There are numerous foreclosure defenses available under Illinois and federal law, which can also be invoked when a lender seeks a deficiency judgment. For example:
- Foreclosure actions must be filed within the chancery division of the county in which the property is located. The action cannot proceed if the lender has “unclean hands” by somehow contributing to the default.
- The Truth in Lending Act is a federal law that requires lenders to disclose certain information to borrowers regarding the terms of a loan. Borrowers may invoke TILA during a foreclosure action and prove that the lender failed to comply with the various disclosure requirements.
- The Real Estate Settlement Procedures Act is a federal law that provides borrowers with additional protections from unnecessarily high mortgage settlements and abusive lending practices. For example, RESPA requires lenders to make good-faith estimates of all the costs associated with a particular loan. RESPA violations provide borrowers with another foreclosure defense.

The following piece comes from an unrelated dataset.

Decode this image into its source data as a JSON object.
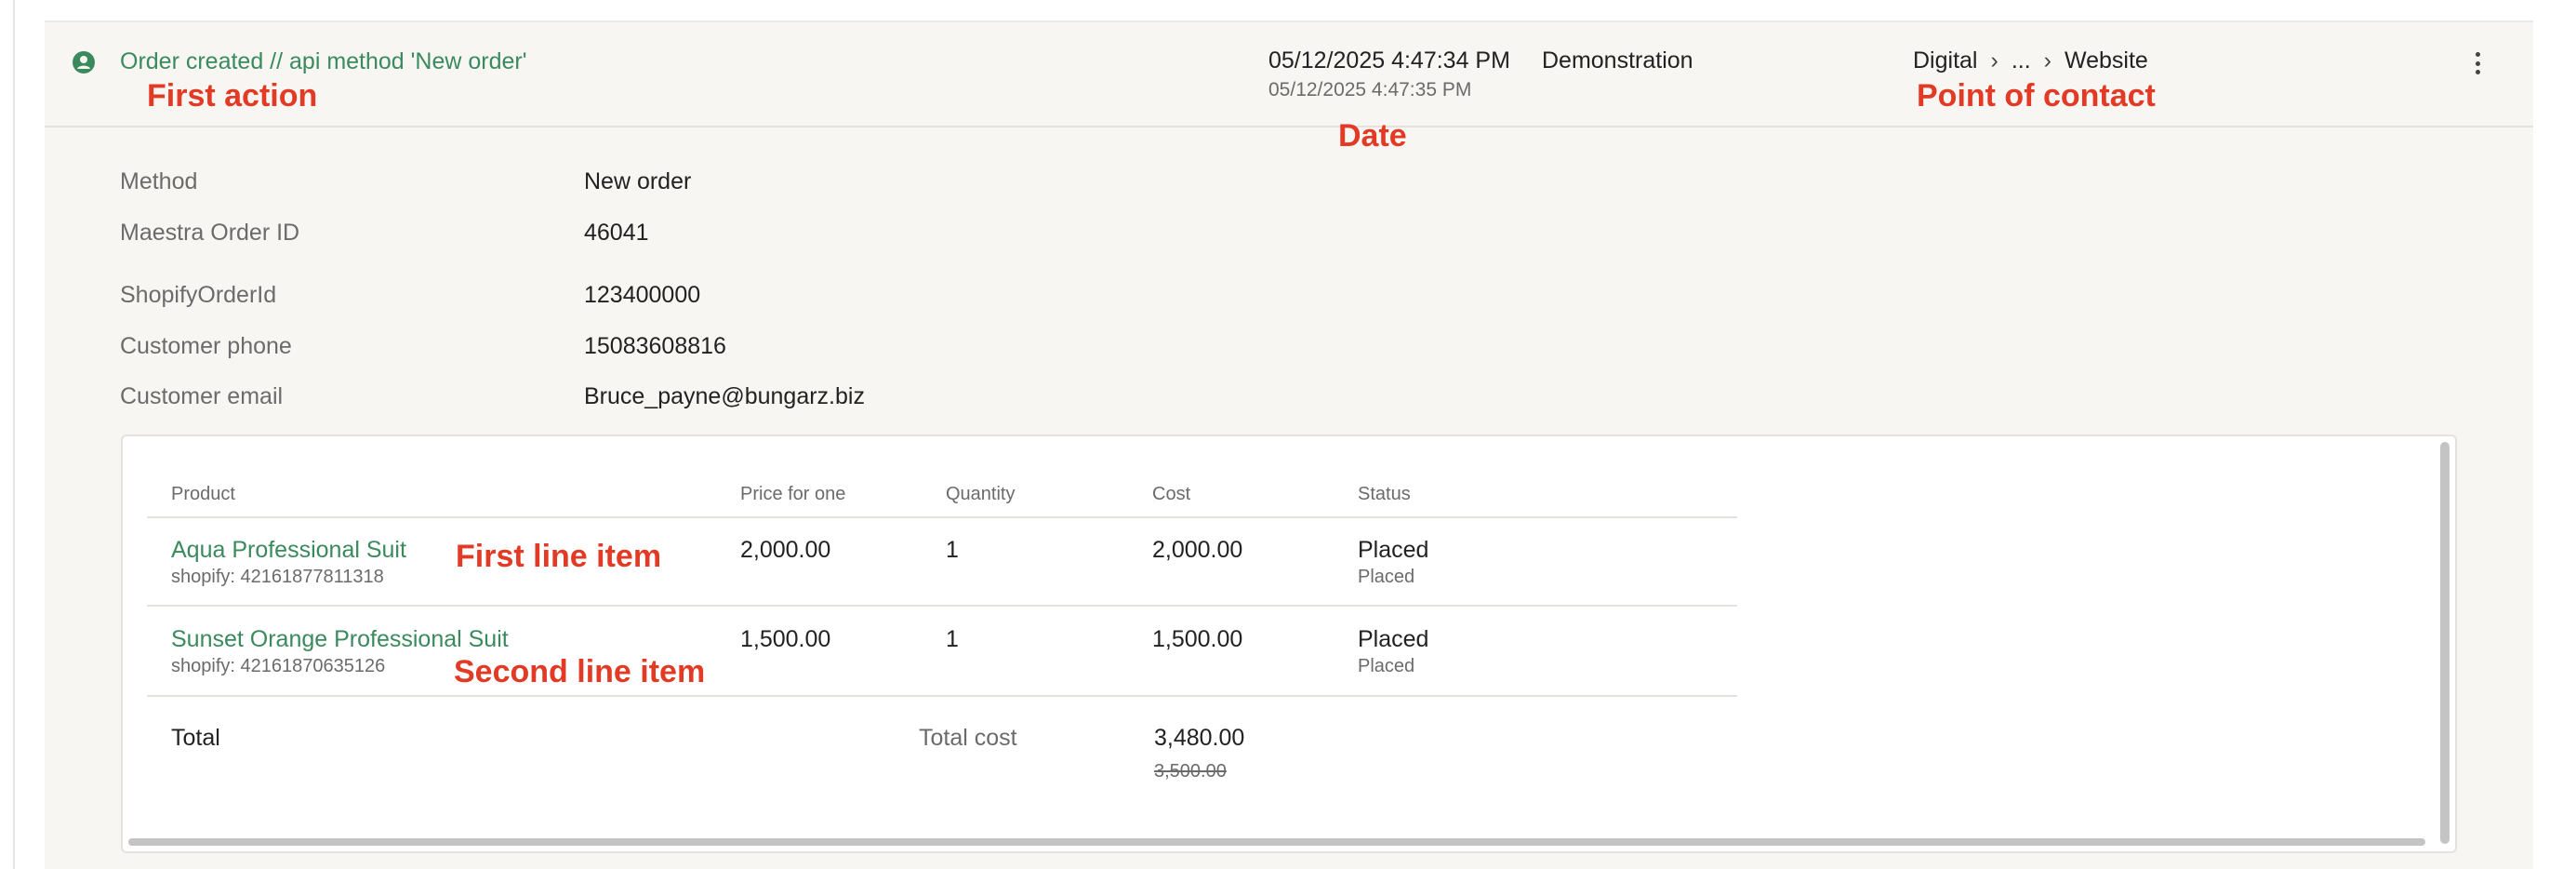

- A borrower may establish that the lender defrauded him. For example, if the appraisal was overinflated then the borrower can prove that he was induced to sign the loan documents by lender fraud.
- The Unfair Trade and Deceptive Practices Act is another federal law that protects against illegal lender practices. This law provides a foreclosure defense if the lender charges excessive fees or otherwise deceives the borrower.
- Traditional procedural deficiencies such as lack of standing or lack of jurisdiction can also doom a foreclosure action.
If you are a victim of the 2008 housing crisis and lost your home to foreclosure, you could face a deficiency judgment in Illinois court. If your lender initiates a foreclosure action against you, contact one of our Sugar Grove real estate attorneys at Law Office of James F. White, P.C. today. We have experience defending against unfair foreclosure actions, including deficiency judgments. Contact us today for a consultation.